ISC Economic Impact of Sport 2010Assessment of economic impact of sport in Ireland 2010

Over 2007 and 2009 the Irish Sports Council has collaborated with the Economic and Social Research Institute to produce a series of reports on adult participation in sport in various regions throughout the country. The reports are based on the data from the Council's Irish Sports Monitor which is the national monitor for participation in sport among adults (aged 16+).  To date 8 such reports have been produced having been commissioned by relevant Local Sports Partnerships (LSPs). In the majority of cases the results from two or more LSPs have been combined in the report due to sample size constraints. The analysis within the reports is intended to be of interest and assistance to those involved in the promotion of sport and exercise in the relevant areas, including Local Authorities, the LSPs, clubs and volunteers.

More Information can be found here Regional Participation Data 

British Heart Foundation National Centre Evidence Briefing Papers   

BHF Economic Costs InactivityKey facts to build an economic argument for the need to reduce levels of physical inactivity.

The document is designed to provide physical activity and health professionals, commissioners and policy makers with the key facts to help build an economic argument for the need to decrease levels of physical inactivity within the population. It also provides real world examples of potential savings that could be made from increases in physical activity levels

 BHF Making the CASe PA  Making the case for physical activity

This document explains the health and social benefits of physical activity. It summarises evidence that can be used to convince commissioners, policy makers, partners and funding bodies to support physical activity programmes in order to improve quality of life. The document offers a one stop shop for research that supports the use of physical activity to:

  • prevent ill health and reduce the number of people dying prematurely
  • enhance mental health, quality of life and self-reported wellbeing
  • delay the need for care in older adults (age 65+)
  • reduce health inequalities and improve wider factors influencing health and wellbeing.
  BHF Sedentary BriefingSedentary behaviour

This BHFNC evidence briefing provides an overview of the evidence relating to sedentary behaviour and public health. It defines sedentary behaviour and summarises the risks and current levels as well as the implications for policy and practice.

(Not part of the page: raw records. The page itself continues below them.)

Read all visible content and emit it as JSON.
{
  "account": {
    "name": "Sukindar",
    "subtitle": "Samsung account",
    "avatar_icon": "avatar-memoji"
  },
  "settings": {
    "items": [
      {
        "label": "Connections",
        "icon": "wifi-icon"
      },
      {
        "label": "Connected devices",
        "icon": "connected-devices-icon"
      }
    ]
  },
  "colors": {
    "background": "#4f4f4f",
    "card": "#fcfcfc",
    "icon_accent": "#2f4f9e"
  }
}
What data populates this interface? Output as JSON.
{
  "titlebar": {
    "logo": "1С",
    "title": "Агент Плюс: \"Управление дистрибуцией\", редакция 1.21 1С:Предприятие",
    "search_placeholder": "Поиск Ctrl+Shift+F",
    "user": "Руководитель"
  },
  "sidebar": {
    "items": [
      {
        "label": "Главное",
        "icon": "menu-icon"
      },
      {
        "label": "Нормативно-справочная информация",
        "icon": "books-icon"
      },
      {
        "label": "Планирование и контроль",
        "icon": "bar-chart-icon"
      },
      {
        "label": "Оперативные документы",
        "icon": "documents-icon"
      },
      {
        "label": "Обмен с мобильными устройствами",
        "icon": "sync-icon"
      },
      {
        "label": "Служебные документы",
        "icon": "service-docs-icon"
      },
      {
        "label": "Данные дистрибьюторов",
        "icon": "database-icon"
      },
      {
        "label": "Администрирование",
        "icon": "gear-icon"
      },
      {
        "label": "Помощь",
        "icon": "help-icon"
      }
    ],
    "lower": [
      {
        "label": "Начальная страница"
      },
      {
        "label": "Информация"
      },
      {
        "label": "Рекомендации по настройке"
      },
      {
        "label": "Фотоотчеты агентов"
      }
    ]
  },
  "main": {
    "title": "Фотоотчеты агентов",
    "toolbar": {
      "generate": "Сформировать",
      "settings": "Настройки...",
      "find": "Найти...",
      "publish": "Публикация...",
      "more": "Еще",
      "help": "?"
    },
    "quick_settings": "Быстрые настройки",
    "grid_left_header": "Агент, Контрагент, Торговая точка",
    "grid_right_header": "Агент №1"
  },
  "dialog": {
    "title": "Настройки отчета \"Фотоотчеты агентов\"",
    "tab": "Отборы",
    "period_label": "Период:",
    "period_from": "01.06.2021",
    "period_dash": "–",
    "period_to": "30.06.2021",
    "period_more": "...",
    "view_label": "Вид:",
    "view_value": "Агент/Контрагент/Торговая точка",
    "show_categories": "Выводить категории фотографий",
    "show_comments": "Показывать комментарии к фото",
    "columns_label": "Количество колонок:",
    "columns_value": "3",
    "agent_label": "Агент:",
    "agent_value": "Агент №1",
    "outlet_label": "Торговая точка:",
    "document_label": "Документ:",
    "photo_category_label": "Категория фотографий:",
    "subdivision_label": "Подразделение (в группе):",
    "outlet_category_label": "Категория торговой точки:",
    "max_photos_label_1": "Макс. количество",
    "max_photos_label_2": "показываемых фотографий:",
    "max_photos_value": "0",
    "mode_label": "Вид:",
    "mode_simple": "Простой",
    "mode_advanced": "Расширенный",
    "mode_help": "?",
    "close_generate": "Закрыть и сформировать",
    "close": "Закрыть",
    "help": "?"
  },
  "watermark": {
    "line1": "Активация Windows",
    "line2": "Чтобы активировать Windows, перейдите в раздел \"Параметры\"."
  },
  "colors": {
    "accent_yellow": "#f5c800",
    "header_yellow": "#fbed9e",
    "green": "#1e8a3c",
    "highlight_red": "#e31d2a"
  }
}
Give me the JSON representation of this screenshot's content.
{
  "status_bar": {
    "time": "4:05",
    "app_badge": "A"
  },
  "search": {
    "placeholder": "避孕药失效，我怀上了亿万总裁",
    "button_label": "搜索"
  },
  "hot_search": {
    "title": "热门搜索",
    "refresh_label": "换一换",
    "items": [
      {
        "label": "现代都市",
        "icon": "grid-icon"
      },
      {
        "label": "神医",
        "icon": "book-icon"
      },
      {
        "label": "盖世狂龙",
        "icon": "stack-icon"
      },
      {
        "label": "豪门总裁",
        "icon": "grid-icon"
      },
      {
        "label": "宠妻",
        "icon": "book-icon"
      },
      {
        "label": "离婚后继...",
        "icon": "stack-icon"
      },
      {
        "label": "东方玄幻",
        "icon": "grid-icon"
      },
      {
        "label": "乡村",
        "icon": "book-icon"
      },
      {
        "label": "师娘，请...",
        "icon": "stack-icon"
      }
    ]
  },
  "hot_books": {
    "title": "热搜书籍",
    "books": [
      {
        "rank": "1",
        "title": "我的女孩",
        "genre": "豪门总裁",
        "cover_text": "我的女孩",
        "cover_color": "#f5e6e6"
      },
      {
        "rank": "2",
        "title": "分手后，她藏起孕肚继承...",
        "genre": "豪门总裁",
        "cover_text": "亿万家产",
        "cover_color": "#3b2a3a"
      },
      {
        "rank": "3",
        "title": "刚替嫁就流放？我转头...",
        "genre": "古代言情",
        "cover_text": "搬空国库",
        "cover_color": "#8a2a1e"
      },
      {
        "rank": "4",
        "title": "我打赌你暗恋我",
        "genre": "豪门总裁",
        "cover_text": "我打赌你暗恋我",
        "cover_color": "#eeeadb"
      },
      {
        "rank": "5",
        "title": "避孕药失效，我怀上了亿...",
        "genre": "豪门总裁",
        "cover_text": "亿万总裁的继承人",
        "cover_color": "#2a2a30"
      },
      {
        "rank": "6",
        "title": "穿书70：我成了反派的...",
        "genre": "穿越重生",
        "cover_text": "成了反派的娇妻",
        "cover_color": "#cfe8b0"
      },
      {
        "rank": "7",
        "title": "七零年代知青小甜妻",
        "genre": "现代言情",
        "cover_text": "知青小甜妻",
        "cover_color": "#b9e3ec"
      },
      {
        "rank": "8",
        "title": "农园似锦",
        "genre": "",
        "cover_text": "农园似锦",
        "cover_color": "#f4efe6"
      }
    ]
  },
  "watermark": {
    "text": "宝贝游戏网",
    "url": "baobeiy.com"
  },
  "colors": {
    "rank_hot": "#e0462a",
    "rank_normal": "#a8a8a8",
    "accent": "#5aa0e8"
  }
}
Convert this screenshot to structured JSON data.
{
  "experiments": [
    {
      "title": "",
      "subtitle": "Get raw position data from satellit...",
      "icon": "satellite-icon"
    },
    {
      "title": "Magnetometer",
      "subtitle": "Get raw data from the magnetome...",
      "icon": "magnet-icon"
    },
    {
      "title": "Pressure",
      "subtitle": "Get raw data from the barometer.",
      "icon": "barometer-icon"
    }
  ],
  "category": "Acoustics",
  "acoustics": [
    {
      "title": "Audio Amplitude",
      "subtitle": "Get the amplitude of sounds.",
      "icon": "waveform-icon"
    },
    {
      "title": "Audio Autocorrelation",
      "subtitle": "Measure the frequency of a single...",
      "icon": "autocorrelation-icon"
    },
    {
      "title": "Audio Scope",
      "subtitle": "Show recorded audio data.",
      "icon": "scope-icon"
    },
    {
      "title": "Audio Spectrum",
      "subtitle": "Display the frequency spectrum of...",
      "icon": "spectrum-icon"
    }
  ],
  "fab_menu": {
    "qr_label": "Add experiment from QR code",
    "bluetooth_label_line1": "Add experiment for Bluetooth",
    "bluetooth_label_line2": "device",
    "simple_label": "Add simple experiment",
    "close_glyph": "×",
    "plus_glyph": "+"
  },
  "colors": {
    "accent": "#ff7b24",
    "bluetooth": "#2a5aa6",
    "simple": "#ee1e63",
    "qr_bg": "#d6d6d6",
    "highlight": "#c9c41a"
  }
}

It also reviews the evidence for the effectiveness of interventions to reduce sedentary behaviour providing an overview of the evidence on sedentary behaviour and public health. 

American Heart Association Research

American heart Association

I’ve always considered myself a sports fanatic – but only when it came to watching other people do it! Three years ago, I decided to give running a go. So armed with my iphone, the couch to 5k app and hidden from the world on a secluded beach close to my home, I started to move... slowly. Jogging for 30 seconds to start with felt like an eternity. But somehow, I managed to keep moving and got to my goal of running 5k without stopping (or keeling over!) within a couple of months. But to get any better, I knew I couldn’t do it alone. It was then that I took the next step and joined my local athletic club, entered my first 10k (the Great Ireland Run) and I haven’t looked back since. Time wise, it is easy to fit into a busy life. Training takes place for an hour three times a week, with a long slow run on a Sunday. Three years on and a second child added to the family (I continued to run a slow 5k throughout my pregnancy), I have just completed a half marathon, something I would have thought impossible not that long ago. Running has given me energy, confidence, a new circle of friends and much needed head space away from the demands of work and parenting.

 Joanne, Drogheda, Co. Louth